Quade Cooper's grandmother won't have anyone bad-mouthing her mokopuna and reckons the country should get over the latest Richie McCaw incident during the Rugby World Cup.
Millie Cooper, 76, of Kaikohe, is sweet, but ask her about the treatment her 23-year-old grandson gets - yesterday he was labelled a "boofhead" by Wallaby great Nick Farr-Jones for his running onfield baiting of the All Black captain - and she turns on a frontrower's capacity for straight talk.
"They said Quadey kneed Richie McCaw's head. They see the bad part but they didn't see who was pushing him ... build a bridge and get over it.
"It seems there's a little bit of jealousy both here and over in Aussie but as long as his teammates get on well - bugger the rest."
Mrs Cooper says the Quade she knows isn't arrogant, which is why it confuses her to hear him referred to as "Public Enemy No 1".
"He's not a whakahihi [arrogant] boy, you know, he loves children and he loves the old people - he's got patience to be with young and old."
She says Cooper is like his five siblings - "lovely".
The Far North grandmother of 10 is looking forward to catching up with the wider Cooper whanau at a planned Christmas reunion.
Missing will be her husband, Nesbit, who died in 2006 but was very close to Quade, Mrs Cooper said. The rugby player, of Ngapuhi descent, has his grandfather's name tattooed on his left arm.
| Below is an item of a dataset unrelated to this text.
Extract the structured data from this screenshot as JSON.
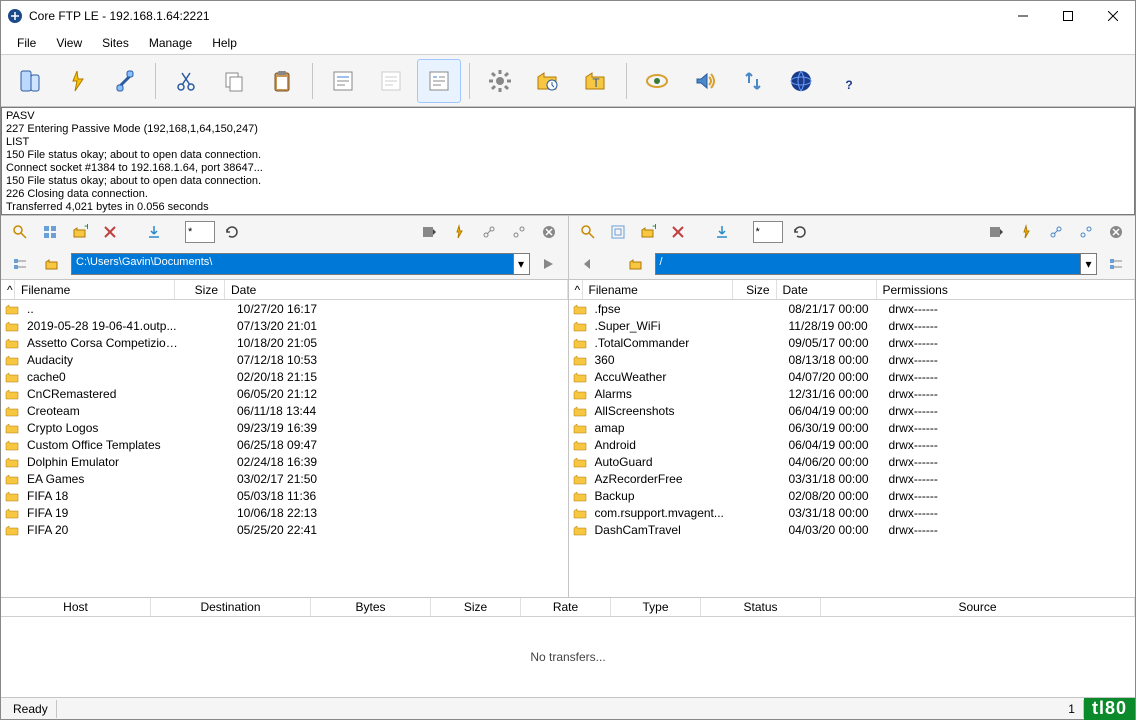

"He rang his granddad when he was first picked for an Australian side. He said 'granddad, how would you feel if I told you I'm playing for Australia? His granddad said 'go for it boy'."
The All Blacks do not feature in her armchair cheering, she joked. "No, I go for my moko now."
Meanwhile, Cooper yesterday said Farr-Jones had also said his team would end up in the final against the All Blacks.
He was then asked variations of the same question: "What did he make of his pantomime villain status, was he public enemy number one, was he feeling any love in New Zealand?"
Cooper unsuccessfully tried to veer the conversation back to rugby or his teammates. In the end, though, he said: "To be honest, I don't really care."
He said his grandmother, like the rest of his New Zealand-based family from Tai Tokerau to Wellington, loved it that he was playing here.
"I think [they're] more proud of the fact that I'm doing something that I love, as anyone would know ... if someone in your family is doing something they love and doing well then you're going to be proud of them."
In Tokoroa, where he lived until he moved to Brisbane in his early teens, there isn't a bad word to be said about him.
His former PE teacher at Forest View High, Denise Hein, said it would stay that way no matter the tournament outcome.
She said they were proud that someone from a small town had risen to that level and he still had a lot of connections with the South Waikato town, which is well-known for breeding elite rugby players.
"A lot of our kids when they go over there ... they will go and stay with him. He still keeps in contact with a lot of people here."
Cooper lived in Morven Cres, Tokoroa, at the same time as All Black Richard Kahui.